See also: Honour

Contents

EnglishEdit

PronunciationEdit

NounEdit

honour (countable and uncountable, plural honours)

  1. British spelling, Canadian, and Irish, Australian, NZ, and South African standard spelling of honor.
    • 1902, Richard Francis Weymouth, Translation of the New Testament of the Bible, Book 60, 1 Peter 2:4:
      Come to Him, the ever-living Stone, rejected indeed by men as worthless, but in God's esteem chosen and held in honour.
    • (Can we date this quote?), Shakespeare:
      If she have forgot / Honour and virtue.
    • (Can we date this quote?), Milton:
      Godlike erect, with native honour clad.

AntonymsEdit

Derived termsEdit

Related termsEdit

TranslationsEdit

VerbEdit

honour (third-person singular simple present honours, present participle honouring, simple past and past participle honoured)

  1. British spelling, Canadian, and Irish, Australian, NZ, and South African standard spelling of honor.

TranslationsEdit


Middle EnglishEdit

EtymologyEdit

Anglo-Norman honour.

NounEdit

honour (plural honours)

  1. honour

DescendantsEdit

ReferencesEdit

p. 1, Arthur; A Short Sketch of his Life and History in English Verse of the First Half of the Fifteenth Century, Frederick Furnivall ed. EETS. Trübner & Co.: London. 1864.

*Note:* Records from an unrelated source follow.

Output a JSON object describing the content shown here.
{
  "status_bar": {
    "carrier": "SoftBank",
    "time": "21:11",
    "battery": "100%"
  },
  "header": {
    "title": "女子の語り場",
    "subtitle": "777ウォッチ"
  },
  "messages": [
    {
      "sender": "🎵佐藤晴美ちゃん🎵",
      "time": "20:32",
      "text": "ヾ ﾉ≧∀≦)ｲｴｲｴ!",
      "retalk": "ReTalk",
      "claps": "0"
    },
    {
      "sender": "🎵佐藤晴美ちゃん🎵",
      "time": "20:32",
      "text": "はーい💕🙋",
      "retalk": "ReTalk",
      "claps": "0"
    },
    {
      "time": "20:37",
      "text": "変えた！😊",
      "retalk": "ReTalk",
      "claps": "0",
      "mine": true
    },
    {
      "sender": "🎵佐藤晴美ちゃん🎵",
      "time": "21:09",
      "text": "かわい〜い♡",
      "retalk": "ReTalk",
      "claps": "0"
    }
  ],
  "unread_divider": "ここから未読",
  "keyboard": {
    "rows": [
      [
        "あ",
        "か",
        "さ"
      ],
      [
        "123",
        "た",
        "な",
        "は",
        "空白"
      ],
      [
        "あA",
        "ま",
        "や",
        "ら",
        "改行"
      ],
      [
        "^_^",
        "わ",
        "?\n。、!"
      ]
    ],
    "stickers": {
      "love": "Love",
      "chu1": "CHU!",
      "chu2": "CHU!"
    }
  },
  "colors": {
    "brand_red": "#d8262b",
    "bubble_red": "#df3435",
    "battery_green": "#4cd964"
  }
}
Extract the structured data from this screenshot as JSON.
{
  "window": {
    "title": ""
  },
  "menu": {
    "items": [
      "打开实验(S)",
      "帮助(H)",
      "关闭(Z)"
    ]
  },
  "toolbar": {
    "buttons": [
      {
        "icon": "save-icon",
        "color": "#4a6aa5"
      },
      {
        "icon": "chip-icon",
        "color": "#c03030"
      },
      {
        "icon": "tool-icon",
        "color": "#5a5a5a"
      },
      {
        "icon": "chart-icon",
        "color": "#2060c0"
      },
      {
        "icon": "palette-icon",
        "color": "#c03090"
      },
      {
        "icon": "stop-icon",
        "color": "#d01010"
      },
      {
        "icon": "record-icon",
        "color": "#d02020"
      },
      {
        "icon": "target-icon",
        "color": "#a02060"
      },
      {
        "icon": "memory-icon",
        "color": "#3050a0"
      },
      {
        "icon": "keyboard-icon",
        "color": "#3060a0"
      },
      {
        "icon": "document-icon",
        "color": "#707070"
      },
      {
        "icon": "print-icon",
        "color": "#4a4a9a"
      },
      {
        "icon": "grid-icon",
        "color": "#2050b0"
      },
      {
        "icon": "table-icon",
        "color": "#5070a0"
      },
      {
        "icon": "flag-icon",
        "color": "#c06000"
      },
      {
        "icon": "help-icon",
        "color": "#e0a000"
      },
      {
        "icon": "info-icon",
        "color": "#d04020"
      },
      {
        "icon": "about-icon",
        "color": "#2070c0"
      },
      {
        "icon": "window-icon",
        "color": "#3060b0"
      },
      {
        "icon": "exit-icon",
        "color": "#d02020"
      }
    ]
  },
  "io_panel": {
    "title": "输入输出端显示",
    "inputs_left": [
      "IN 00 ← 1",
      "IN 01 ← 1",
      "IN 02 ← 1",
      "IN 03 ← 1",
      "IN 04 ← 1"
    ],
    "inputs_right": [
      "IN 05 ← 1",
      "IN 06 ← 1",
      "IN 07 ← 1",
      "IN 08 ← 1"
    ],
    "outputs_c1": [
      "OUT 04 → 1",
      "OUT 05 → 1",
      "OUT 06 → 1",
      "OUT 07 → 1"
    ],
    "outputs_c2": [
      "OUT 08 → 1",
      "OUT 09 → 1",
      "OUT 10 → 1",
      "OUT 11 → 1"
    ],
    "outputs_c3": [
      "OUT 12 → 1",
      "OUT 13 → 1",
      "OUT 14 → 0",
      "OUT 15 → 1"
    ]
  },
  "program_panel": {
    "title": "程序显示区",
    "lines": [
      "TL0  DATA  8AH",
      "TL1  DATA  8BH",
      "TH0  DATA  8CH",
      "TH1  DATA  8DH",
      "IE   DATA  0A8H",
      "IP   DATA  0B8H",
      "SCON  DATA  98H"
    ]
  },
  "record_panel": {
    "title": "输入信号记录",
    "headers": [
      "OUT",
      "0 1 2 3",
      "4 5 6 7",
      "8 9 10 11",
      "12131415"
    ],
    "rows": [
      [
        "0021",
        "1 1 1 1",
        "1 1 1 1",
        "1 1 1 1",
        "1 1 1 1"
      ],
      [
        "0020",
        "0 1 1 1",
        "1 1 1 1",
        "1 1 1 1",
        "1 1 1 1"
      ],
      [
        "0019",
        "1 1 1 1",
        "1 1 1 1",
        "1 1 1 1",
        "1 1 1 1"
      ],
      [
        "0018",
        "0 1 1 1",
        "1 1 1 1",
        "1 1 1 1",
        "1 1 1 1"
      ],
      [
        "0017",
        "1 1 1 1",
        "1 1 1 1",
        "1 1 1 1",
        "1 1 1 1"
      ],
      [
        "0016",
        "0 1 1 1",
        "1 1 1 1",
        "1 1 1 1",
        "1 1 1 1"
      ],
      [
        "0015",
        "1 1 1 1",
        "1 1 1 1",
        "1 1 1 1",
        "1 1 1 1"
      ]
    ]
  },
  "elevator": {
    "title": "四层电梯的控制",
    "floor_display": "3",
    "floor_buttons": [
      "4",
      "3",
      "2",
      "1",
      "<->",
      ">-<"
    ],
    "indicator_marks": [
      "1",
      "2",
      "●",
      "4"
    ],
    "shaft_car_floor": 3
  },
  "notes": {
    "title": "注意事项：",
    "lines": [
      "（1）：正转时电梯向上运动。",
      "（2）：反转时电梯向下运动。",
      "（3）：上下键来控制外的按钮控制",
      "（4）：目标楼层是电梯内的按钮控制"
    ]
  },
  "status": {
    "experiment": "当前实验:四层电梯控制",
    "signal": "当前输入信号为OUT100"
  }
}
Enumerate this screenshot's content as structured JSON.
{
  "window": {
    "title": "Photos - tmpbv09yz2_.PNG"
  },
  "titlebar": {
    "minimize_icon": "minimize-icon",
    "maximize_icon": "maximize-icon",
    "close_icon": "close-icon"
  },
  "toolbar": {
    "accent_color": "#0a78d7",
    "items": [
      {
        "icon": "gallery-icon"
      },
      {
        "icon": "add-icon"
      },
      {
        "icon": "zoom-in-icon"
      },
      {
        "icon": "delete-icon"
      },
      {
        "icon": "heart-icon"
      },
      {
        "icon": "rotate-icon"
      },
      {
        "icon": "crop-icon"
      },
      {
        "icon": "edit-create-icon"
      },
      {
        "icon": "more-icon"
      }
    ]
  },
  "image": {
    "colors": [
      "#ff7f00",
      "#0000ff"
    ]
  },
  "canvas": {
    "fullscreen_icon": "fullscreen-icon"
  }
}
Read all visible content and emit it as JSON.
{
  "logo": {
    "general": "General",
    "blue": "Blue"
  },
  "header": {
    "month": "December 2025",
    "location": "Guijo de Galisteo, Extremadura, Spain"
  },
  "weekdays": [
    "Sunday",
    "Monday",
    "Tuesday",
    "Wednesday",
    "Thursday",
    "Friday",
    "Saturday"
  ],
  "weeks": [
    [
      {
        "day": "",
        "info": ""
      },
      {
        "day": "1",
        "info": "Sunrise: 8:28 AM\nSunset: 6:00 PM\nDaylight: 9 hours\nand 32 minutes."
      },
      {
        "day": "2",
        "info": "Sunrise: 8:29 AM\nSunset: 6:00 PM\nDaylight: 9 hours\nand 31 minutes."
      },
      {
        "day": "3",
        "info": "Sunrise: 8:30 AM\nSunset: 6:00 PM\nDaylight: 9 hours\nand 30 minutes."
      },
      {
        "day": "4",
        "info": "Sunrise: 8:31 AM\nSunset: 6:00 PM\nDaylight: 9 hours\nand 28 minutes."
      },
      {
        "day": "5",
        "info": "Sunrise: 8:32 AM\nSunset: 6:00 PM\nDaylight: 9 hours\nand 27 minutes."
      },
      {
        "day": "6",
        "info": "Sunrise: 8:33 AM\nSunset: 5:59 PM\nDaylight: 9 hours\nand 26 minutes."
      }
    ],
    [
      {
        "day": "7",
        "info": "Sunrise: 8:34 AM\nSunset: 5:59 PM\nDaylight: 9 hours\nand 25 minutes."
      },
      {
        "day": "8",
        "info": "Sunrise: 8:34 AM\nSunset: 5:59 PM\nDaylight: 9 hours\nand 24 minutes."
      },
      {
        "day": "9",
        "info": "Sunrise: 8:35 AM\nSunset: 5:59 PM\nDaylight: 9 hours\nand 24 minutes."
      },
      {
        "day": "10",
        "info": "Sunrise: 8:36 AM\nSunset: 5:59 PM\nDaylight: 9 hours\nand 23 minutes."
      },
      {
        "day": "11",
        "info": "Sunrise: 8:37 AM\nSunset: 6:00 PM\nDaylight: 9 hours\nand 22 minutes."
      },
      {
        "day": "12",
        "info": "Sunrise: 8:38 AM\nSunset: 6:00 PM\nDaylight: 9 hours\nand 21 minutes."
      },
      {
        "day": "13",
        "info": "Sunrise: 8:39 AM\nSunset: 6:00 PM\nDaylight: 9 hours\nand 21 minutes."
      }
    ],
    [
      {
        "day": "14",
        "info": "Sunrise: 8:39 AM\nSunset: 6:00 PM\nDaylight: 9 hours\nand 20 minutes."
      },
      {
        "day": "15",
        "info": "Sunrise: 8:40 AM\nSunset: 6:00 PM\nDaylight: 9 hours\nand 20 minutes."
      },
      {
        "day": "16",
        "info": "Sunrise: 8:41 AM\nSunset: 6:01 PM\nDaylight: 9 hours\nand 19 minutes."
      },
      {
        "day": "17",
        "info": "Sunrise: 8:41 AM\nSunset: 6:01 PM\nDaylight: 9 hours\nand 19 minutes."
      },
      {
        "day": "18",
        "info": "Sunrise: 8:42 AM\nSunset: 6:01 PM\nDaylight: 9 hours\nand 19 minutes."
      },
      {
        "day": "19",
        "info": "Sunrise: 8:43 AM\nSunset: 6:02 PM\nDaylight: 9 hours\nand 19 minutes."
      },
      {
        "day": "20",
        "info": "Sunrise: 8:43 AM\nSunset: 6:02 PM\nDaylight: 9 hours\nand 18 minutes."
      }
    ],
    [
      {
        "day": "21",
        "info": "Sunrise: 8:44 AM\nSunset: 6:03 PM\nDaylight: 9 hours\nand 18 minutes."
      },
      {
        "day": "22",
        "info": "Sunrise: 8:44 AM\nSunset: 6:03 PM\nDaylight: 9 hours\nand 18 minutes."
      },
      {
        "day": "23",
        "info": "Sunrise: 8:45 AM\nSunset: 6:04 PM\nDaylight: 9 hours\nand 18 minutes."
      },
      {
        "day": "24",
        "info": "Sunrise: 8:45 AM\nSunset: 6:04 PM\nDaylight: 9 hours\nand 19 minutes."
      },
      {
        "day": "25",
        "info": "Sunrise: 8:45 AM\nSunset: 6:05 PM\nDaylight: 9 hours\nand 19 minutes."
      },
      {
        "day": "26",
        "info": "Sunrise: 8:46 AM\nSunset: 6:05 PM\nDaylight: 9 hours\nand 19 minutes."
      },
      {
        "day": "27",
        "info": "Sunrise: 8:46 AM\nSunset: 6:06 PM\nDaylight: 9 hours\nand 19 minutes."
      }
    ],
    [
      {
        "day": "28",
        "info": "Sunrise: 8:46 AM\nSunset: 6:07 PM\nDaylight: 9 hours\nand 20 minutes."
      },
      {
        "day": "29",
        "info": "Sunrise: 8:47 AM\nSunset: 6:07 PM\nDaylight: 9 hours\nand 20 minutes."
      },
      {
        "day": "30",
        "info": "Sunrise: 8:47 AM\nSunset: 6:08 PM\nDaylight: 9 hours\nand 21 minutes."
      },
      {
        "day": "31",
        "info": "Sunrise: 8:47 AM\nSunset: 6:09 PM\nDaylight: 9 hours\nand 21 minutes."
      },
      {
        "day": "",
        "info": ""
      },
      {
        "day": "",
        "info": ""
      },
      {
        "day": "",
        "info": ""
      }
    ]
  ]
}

Old FrenchEdit

NounEdit

honour m (oblique plural honours, nominative singular honours, nominative plural honour)

  1. Late Anglo-Norman spelling of honur
    [] prierent au roi qe mesme le cont purroit estre restorez a ses noun et honour de marquys queux il avoit pardevant.
    [] prayed to the king that even the count could be restored to his name and his honour of marquee that he had before